1802 ENGLISH POETRY 1579-1830: SPENSER AND THE TRADITION

Sir Walter Scott

Joseph Ritson to Walter Scott, 10 June 1802; Letters of Joseph Ritson (1833) 2:222-23.

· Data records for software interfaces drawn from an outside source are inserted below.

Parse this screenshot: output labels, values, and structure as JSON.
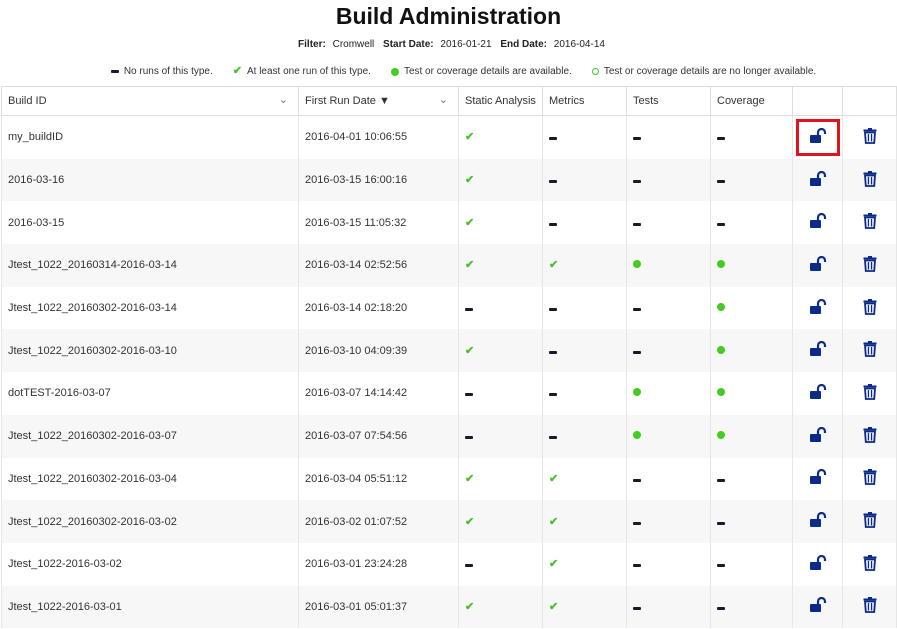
{
  "page": {
    "title": "Build Administration"
  },
  "filter": {
    "filter_label": "Filter:",
    "filter_value": "Cromwell",
    "start_label": "Start Date:",
    "start_value": "2016-01-21",
    "end_label": "End Date:",
    "end_value": "2016-04-14"
  },
  "legend": {
    "none": "No runs of this type.",
    "one_run": "At least one run of this type.",
    "available": "Test or coverage details are available.",
    "no_longer": "Test or coverage details are no longer available."
  },
  "columns": {
    "build_id": "Build ID",
    "first_run": "First Run Date ▼",
    "static": "Static Analysis",
    "metrics": "Metrics",
    "tests": "Tests",
    "coverage": "Coverage"
  },
  "rows": [
    {
      "build_id": "my_buildID",
      "date": "2016-04-01 10:06:55",
      "sa": "check",
      "metrics": "dash",
      "tests": "dash",
      "coverage": "dash"
    },
    {
      "build_id": "2016-03-16",
      "date": "2016-03-15 16:00:16",
      "sa": "check",
      "metrics": "dash",
      "tests": "dash",
      "coverage": "dash"
    },
    {
      "build_id": "2016-03-15",
      "date": "2016-03-15 11:05:32",
      "sa": "check",
      "metrics": "dash",
      "tests": "dash",
      "coverage": "dash"
    },
    {
      "build_id": "Jtest_1022_20160314-2016-03-14",
      "date": "2016-03-14 02:52:56",
      "sa": "check",
      "metrics": "check",
      "tests": "dot",
      "coverage": "dot"
    },
    {
      "build_id": "Jtest_1022_20160302-2016-03-14",
      "date": "2016-03-14 02:18:20",
      "sa": "dash",
      "metrics": "dash",
      "tests": "dash",
      "coverage": "dot"
    },
    {
      "build_id": "Jtest_1022_20160302-2016-03-10",
      "date": "2016-03-10 04:09:39",
      "sa": "check",
      "metrics": "dash",
      "tests": "dash",
      "coverage": "dot"
    },
    {
      "build_id": "dotTEST-2016-03-07",
      "date": "2016-03-07 14:14:42",
      "sa": "dash",
      "metrics": "dash",
      "tests": "dot",
      "coverage": "dot"
    },
    {
      "build_id": "Jtest_1022_20160302-2016-03-07",
      "date": "2016-03-07 07:54:56",
      "sa": "dash",
      "metrics": "dash",
      "tests": "dot",
      "coverage": "dot"
    },
    {
      "build_id": "Jtest_1022_20160302-2016-03-04",
      "date": "2016-03-04 05:51:12",
      "sa": "check",
      "metrics": "check",
      "tests": "dash",
      "coverage": "dash"
    },
    {
      "build_id": "Jtest_1022_20160302-2016-03-02",
      "date": "2016-03-02 01:07:52",
      "sa": "check",
      "metrics": "check",
      "tests": "dash",
      "coverage": "dash"
    },
    {
      "build_id": "Jtest_1022-2016-03-02",
      "date": "2016-03-01 23:24:28",
      "sa": "dash",
      "metrics": "check",
      "tests": "dash",
      "coverage": "dash"
    },
    {
      "build_id": "Jtest_1022-2016-03-01",
      "date": "2016-03-01 05:01:37",
      "sa": "check",
      "metrics": "check",
      "tests": "dash",
      "coverage": "dash"
    }
  ],
  "colors": {
    "check": "#4bbf2e",
    "dot": "#44cc22",
    "icon": "#0b2a8a",
    "highlight": "#e0141e"
  },
  "icons": {
    "lock": "unlocked-lock-icon",
    "delete": "trash-icon"
  }
}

I had once or twice called at Cadells for The Minstrelsy of the Scottish border, without success: "They had no orders:" but a few weeks after, Heber told me there was a copy lying in the shop, with my address; which you may be sure, I lost no time in fetching away. I, therefore, return my most grateful acknowledgments for your obliging present of the most curious and valuable literary treasure I possess; but, as some one says, that "I may lose no drop of this immortal man," I shall still endeavour to procure the frontispiece. I mean, however, to be very chary of it, and by only perusing a single poem, or ballad at a time, to extend my gratification which will be exquisite, to the most distant period. Every thing is excellent throughout, both in verse and prose, and I am happy to congratulate you on its being so much the object of popularity and admiration.